Written by adam on Oct 16, 2006
Food Dictionary: Savory
"I'm going to put some some of my homemade seasoning on this batch of chips, which will give it a savory flavor." --- Paula Deen, talking about her garlic and salt seasoning
"The sauce is so delicious and savory ... mmmm .. it's so good!" --- Giada de Laurentiis, describing her sweet gnocchi with cinnamon butter.
Modern food-speak has recently seen a surge in the usage of the word savory. I have seen and heard it pop up all over the world of food. From boxes of "sweet and savory" snacks to the above quotes by my my favorite food ladies, Paula Deen and Giada de Laurentiis, savory has become the delicious of our time. It must have been kismet that I have been pondering the usage of the term when my food ladies invoke it within the same half-hour on television
But as is par for most words, especially when it comes to marketing and hype, it is being misused. In Paula's quote, the usage is accurate. But in Giada's, it is not. Let's find out why.
Savory; n. An herb of which there are two types, summer and winter, both closely related to the mint family. Savory has an aroma and flavor reminiscent of a cross between thyme and mint. Summer savory is slightly milder than the winter variety but both are strongly flavored and should be used with discretion. Dried savory is available year-round; fresh savory can be found in specialty produce markets. Savory adds a piquant flavor to many foods including PÂTÉS, soups, meat, fish and bean dishes. See also HERBS; HERB AND SPICE CHART. Savory adj. A term describing food that is not sweet but rather piquant and full-flavored.
I have to admit that the noun definition was foreign to me until I read it. I do not normally consider savory to be an herb. You have to go all the way to the bottom of the definition to find the the way food-speak has been using it. A term describing food that is not sweet, but piquant and full-flavored.
That's rather dubious definition. You'd have to define piquant and full-flavored before you could understand savory. Piquant means agreeably pungent or sharp in taste, but full-flavored could be considered a matter of opinion.
The way that media and marketing have been using the term savory is really in reference to the saltiness of the food. Sweet and Savory really means sweet and salty. It's that simple.
Paula's quote is accurate since her seasoning included garlic, a rather pungent and sharp flavor. However, Giada was wrong in saying savory, because the gnocchi was in a sugary sweet sauce. Not that we care what she says, just as long as she's reaching over the countertop to get that pepper grinder.
Responses to "Food Dictionary: Savory" ...
Tsk, tsk, tsk.
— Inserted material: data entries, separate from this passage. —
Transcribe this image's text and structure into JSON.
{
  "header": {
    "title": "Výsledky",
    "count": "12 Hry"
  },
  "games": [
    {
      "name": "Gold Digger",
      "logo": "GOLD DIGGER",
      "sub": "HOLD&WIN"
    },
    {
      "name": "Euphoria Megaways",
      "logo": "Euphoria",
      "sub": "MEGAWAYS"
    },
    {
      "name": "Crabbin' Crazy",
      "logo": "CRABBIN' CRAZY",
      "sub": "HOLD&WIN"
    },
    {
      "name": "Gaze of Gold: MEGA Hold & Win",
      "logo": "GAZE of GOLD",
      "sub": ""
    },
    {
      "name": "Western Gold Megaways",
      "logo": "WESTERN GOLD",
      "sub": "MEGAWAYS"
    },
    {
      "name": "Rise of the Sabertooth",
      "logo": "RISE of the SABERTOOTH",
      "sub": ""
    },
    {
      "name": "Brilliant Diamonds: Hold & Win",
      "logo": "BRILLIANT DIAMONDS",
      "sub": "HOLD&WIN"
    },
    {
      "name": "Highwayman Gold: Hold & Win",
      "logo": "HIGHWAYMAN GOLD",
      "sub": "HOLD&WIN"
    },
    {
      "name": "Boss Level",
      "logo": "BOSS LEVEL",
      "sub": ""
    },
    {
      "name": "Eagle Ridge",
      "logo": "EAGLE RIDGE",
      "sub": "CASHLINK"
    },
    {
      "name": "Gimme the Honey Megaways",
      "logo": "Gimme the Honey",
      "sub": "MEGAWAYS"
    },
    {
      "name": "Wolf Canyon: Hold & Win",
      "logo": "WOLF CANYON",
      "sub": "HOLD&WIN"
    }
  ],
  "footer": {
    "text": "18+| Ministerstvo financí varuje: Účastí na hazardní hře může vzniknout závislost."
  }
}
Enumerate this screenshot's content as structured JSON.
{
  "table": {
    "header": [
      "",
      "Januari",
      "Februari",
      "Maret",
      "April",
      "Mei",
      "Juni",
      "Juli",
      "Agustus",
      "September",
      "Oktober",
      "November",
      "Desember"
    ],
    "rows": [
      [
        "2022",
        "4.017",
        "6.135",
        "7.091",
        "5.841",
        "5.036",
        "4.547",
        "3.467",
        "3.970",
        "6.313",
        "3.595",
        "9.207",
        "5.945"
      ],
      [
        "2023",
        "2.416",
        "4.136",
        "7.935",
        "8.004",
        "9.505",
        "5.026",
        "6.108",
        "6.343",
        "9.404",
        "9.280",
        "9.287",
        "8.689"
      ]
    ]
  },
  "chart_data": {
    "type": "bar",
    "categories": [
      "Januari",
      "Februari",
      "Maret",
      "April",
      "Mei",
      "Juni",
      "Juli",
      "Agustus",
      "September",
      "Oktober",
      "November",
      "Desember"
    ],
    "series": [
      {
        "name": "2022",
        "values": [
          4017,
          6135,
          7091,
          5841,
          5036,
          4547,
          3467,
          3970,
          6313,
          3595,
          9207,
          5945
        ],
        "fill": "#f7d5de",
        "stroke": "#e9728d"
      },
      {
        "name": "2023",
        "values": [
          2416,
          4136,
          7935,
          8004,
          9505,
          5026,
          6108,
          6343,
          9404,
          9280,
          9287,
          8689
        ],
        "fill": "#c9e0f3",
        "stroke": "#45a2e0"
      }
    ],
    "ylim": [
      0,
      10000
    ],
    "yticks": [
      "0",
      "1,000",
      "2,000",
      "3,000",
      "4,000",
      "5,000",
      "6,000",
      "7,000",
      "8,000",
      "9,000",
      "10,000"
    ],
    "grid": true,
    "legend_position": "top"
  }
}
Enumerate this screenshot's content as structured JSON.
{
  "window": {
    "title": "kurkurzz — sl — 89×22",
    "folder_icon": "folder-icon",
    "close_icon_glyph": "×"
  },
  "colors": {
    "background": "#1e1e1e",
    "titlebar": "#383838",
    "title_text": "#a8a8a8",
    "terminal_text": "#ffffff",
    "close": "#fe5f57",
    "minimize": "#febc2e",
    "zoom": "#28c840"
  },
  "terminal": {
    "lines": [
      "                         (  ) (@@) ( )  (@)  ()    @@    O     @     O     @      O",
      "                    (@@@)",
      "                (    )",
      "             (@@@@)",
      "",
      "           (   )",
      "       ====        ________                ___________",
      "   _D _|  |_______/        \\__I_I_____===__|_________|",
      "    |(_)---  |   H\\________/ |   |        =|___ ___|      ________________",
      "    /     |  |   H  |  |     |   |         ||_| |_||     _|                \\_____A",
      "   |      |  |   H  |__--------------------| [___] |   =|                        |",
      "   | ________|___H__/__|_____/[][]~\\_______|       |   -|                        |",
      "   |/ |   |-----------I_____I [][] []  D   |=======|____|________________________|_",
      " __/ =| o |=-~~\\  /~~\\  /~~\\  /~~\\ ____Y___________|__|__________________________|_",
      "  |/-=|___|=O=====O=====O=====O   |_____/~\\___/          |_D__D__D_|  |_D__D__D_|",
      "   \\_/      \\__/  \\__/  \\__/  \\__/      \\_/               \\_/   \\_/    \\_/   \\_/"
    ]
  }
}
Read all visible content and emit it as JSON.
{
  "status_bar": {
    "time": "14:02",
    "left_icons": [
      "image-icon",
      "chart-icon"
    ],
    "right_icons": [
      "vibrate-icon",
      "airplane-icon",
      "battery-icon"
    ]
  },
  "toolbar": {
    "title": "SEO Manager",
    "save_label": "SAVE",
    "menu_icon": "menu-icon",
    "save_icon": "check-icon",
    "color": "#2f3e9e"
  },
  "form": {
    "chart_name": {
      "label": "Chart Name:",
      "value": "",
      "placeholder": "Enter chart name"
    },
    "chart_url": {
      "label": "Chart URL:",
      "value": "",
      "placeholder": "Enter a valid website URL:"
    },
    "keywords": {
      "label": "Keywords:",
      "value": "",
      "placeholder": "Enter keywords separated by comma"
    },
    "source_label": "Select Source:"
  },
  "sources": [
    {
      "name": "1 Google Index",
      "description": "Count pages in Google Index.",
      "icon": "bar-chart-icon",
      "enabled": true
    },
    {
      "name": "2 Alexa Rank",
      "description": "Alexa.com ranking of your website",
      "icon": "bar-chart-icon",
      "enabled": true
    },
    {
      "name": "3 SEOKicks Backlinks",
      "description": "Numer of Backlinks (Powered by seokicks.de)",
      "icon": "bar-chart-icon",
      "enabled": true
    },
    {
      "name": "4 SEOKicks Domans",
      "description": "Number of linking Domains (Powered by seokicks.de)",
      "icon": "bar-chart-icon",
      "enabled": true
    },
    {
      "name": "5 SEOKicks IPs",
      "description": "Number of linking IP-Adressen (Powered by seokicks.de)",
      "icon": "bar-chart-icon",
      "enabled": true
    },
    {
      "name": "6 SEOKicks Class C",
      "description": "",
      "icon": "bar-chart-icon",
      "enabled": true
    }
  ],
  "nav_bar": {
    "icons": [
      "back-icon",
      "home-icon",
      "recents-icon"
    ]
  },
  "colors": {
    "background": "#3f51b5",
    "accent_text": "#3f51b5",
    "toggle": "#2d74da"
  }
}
Now, dear. You know better than to get into a word discussion with me. Poor, poor Giada. Being picked on by the likes of you . . . The girl DID use the word savory correctly. This is a word that my students learned earlier this semester. So, needless to say it caught my eye when you brought it up.
Sweetie, you forgot to check Big Blue. The first definition listed for the adjective form is "pleasing to the taste or smell; appetizing." "Salty or piquant, not sweet, as a relish" is a mere fourth place listing.
So, let's take a poll, folks. Does Giada know her savory?
Durn it, boy! Doesn't this blog let comment writers used simple HTML? Or did I just doof it up and forget how to do it correctly? Remember, having babies uses up brain cells. I have an excuse . . .
I'm with Adam on this one... According to the Oxford University definition, savory is first listed as salty or spicy rather than sweet.
Other dictionaries list common usage. If you go by the logic that if it's used that way, that's what it is, then Giada is right. However, sports announcers would cause all kinds of problems if we accepted their definitions of words just because they use them that way. (Defensing isn't a word listed in the Oxford dictionary, but somehow makes it into the Webster dictionary).
Yes! Curt, you get extra points for refuting my wife.
Are you making reference to the revered OED? The one that I have dreamed about for YEARS, the one that my hubbie has not yet purchased for me?
See, honey, this is why I NEED an OED. Or at least a subscription to the online OED. Big Blue is great, but . . .
"I do not think that word means what you think it means." - Inigo Montoya in The Princess Bride
I am just tickled pink that people are actually looking up words to see what they mean before they use them. I get sick of women calling them selves "Divas" like it's a good thing or people asking me to "conversate". You can't just make up a meaning for a word just because you like the way it sounds.
Savory is an herb. To say that something has a savory flavor is saying that it has a flavor the resembles the taste of that herb. It's not just the opposite of sweet.
Ok, Neil, with that line of reasoning, "bear" only means a big animal that likes to eat people. Unfortunately, in English, words often have multiple meanings. But I think for the most part, established words can stand as they are without making up 1. new definitions for existing words or 2. new words to mean what existing words already mean, just because of being lazy.
And I agree on the "diva" thing...